The output should be all entries, each matching the original exactly.

# Provided entries:
[Start of Attachment]

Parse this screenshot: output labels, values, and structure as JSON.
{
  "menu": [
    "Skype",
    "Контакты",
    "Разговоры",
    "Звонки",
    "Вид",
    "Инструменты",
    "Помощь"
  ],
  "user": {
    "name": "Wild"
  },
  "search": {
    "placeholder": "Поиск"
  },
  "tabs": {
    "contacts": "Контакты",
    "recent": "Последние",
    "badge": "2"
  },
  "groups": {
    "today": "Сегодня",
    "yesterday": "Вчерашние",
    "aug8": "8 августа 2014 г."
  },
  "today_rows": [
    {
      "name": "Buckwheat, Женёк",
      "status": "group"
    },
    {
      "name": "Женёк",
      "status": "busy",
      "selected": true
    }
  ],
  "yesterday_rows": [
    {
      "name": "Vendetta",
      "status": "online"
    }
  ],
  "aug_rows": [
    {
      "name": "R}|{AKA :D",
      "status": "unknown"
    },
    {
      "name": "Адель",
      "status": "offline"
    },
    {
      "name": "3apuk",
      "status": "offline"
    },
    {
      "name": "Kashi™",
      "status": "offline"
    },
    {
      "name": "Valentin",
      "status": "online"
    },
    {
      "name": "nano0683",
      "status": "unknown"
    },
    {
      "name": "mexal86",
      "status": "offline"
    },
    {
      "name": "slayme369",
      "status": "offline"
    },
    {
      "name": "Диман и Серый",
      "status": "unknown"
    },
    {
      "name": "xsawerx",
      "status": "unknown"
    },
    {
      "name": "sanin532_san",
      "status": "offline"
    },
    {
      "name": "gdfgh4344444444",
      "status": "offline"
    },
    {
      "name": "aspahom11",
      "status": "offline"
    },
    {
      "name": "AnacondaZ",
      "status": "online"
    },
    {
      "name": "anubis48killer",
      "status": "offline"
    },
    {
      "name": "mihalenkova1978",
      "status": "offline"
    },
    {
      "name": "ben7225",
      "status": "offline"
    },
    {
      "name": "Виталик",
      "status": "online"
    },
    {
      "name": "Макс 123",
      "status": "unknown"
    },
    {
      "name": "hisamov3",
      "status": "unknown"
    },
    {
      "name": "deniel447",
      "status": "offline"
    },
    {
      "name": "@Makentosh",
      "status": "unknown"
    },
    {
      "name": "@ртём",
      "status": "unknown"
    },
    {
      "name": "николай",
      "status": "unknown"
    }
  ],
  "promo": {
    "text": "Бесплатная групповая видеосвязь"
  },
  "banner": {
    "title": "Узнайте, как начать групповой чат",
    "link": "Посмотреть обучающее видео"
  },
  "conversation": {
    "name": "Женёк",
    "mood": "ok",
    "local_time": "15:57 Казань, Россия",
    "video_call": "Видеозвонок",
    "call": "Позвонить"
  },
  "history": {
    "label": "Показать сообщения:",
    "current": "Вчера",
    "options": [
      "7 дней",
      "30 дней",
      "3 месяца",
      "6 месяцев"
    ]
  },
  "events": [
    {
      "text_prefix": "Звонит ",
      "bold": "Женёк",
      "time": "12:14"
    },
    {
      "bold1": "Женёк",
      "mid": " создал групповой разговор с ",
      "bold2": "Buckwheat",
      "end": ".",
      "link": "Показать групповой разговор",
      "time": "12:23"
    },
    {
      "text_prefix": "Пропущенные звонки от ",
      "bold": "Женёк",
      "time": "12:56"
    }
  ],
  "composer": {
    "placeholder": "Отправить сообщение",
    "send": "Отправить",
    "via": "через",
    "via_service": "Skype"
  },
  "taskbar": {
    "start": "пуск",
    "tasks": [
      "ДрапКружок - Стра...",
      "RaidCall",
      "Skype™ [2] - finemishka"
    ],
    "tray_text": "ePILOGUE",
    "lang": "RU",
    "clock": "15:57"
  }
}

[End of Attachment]

# Result:
Parse this screenshot: output labels, values, and structure as JSON.
{
  "menu": [
    "Skype",
    "Контакты",
    "Разговоры",
    "Звонки",
    "Вид",
    "Инструменты",
    "Помощь"
  ],
  "user": {
    "name": "Wild"
  },
  "search": {
    "placeholder": "Поиск"
  },
  "tabs": {
    "contacts": "Контакты",
    "recent": "Последние",
    "badge": "2"
  },
  "groups": {
    "today": "Сегодня",
    "yesterday": "Вчерашние",
    "aug8": "8 августа 2014 г."
  },
  "today_rows": [
    {
      "name": "Buckwheat, Женёк",
      "status": "group"
    },
    {
      "name": "Женёк",
      "status": "busy",
      "selected": true
    }
  ],
  "yesterday_rows": [
    {
      "name": "Vendetta",
      "status": "online"
    }
  ],
  "aug_rows": [
    {
      "name": "R}|{AKA :D",
      "status": "unknown"
    },
    {
      "name": "Адель",
      "status": "offline"
    },
    {
      "name": "3apuk",
      "status": "offline"
    },
    {
      "name": "Kashi™",
      "status": "offline"
    },
    {
      "name": "Valentin",
      "status": "online"
    },
    {
      "name": "nano0683",
      "status": "unknown"
    },
    {
      "name": "mexal86",
      "status": "offline"
    },
    {
      "name": "slayme369",
      "status": "offline"
    },
    {
      "name": "Диман и Серый",
      "status": "unknown"
    },
    {
      "name": "xsawerx",
      "status": "unknown"
    },
    {
      "name": "sanin532_san",
      "status": "offline"
    },
    {
      "name": "gdfgh4344444444",
      "status": "offline"
    },
    {
      "name": "aspahom11",
      "status": "offline"
    },
    {
      "name": "AnacondaZ",
      "status": "online"
    },
    {
      "name": "anubis48killer",
      "status": "offline"
    },
    {
      "name": "mihalenkova1978",
      "status": "offline"
    },
    {
      "name": "ben7225",
      "status": "offline"
    },
    {
      "name": "Виталик",
      "status": "online"
    },
    {
      "name": "Макс 123",
      "status": "unknown"
    },
    {
      "name": "hisamov3",
      "status": "unknown"
    },
    {
      "name": "deniel447",
      "status": "offline"
    },
    {
      "name": "@Makentosh",
      "status": "unknown"
    },
    {
      "name": "@ртём",
      "status": "unknown"
    },
    {
      "name": "николай",
      "status": "unknown"
    }
  ],
  "promo": {
    "text": "Бесплатная групповая видеосвязь"
  },
  "banner": {
    "title": "Узнайте, как начать групповой чат",
    "link": "Посмотреть обучающее видео"
  },
  "conversation": {
    "name": "Женёк",
    "mood": "ok",
    "local_time": "15:57 Казань, Россия",
    "video_call": "Видеозвонок",
    "call": "Позвонить"
  },
  "history": {
    "label": "Показать сообщения:",
    "current": "Вчера",
    "options": [
      "7 дней",
      "30 дней",
      "3 месяца",
      "6 месяцев"
    ]
  },
  "events": [
    {
      "text_prefix": "Звонит ",
      "bold": "Женёк",
      "time": "12:14"
    },
    {
      "bold1": "Женёк",
      "mid": " создал групповой разговор с ",
      "bold2": "Buckwheat",
      "end": ".",
      "link": "Показать групповой разговор",
      "time": "12:23"
    },
    {
      "text_prefix": "Пропущенные звонки от ",
      "bold": "Женёк",
      "time": "12:56"
    }
  ],
  "composer": {
    "placeholder": "Отправить сообщение",
    "send": "Отправить",
    "via": "через",
    "via_service": "Skype"
  },
  "taskbar": {
    "start": "пуск",
    "tasks": [
      "ДрапКружок - Стра...",
      "RaidCall",
      "Skype™ [2] - finemishka"
    ],
    "tray_text": "ePILOGUE",
    "lang": "RU",
    "clock": "15:57"
  }
}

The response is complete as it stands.